Brad Wilson, Senior Developer on the ASP.NET team, talks about ASP.NET Web API, Microsoftâs newest framework for building HTTP and RESTful services. He also gives us a revealing look behind the scenes — explaining Microsoftâs bold decision to open-source ASP.NET MVC, Web API, and Razor WebPages, and what that means for web developers and for the future of the MS web development stack.
Relating anecdotes from the past, Kent Beck, the father of Extreme Programming and JUnit, reflects back on the impact his ideas have had in the last 20 years, especially with respect to the history of Test Driven Development (TDD), Design Patterns, and Extreme Programming (XP). According to him, good ideas take about that much time to mature and come to fruition.
He regrets how patterns have become a tool in the arsenal of the software developer to solve a programming problem whereas he intended it to be one that would create more space for the user who was to be affected by the software. Reminiscing about the birth of patterns, he draws analogies between architecture in general and software architecture.

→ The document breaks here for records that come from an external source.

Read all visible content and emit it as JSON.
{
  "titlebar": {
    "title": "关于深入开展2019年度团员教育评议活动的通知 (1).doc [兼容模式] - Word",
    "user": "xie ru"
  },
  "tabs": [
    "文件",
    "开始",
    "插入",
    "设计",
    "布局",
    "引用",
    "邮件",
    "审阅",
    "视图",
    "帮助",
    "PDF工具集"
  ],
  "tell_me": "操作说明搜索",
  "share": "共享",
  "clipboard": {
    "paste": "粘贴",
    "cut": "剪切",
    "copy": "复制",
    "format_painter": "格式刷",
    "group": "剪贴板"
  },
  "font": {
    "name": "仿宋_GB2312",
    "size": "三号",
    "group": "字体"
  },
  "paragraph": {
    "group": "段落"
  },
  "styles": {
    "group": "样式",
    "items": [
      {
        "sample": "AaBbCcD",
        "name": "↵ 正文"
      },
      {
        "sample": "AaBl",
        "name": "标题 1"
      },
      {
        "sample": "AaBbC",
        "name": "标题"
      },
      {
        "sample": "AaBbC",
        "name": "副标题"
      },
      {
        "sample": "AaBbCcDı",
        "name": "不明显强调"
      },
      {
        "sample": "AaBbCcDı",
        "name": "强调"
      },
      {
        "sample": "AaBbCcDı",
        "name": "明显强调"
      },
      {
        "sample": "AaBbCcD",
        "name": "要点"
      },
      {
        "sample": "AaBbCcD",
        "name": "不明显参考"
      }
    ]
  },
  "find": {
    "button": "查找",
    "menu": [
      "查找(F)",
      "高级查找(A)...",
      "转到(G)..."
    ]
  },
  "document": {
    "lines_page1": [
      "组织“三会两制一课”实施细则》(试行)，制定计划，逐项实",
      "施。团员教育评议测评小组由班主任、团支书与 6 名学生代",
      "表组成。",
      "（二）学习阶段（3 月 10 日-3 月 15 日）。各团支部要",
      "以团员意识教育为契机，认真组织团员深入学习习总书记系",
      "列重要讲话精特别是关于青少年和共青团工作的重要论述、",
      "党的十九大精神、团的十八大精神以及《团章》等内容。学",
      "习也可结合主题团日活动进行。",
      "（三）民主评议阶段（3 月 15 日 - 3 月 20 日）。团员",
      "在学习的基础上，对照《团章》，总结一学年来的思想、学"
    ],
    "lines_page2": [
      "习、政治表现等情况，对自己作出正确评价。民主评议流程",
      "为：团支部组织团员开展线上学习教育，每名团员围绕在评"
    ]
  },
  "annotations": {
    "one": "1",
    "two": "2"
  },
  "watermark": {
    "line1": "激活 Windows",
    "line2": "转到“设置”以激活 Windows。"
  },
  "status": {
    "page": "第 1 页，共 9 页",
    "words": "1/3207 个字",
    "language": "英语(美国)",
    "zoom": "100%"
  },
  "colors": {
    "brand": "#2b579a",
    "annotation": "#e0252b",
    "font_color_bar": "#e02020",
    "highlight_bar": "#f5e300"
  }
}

Finally he discusses the factors that affect the successful acceptance of an idea.
SpokenWord.org is a free non-profit service that helps you find, manage and share audio and video spoken-word recordings. Not an actual collection of podcasts, it is a directory and search engine that allows users to find the best audio and video recordings available. Doug Kaye, the site’s developer, joins Phil and Scott to discuss its launch and building process.
In addition to giving a basic description of SpokenWord.org, Doug also reviews the technical aspects of the project, including the issues related to its original development. He also talks about some of the programming hurdles and how the site is likely to grow. This discussion will be particularly interesting to programmers and technological people wanting to learn more about the problems with software and website development.
After some years of relative stability, Java-based Web application development is in a season of innovation. In this JavaWorld podcast, Andrew Glover talks with Sun Microsystems’ Director of Web Technologies Tim Bray about forces for change in the Web development and deployment space. Tune in for Bray’s inside perspective on current trends in Java Web development, including the long-term outlook for dynamic languages on the JVM, new ideas about data persistence and storage, the "outrageously, obscenely hard" problem of concurrency, and what Bray calls the "sweet spot" of cloud computing: platform as service.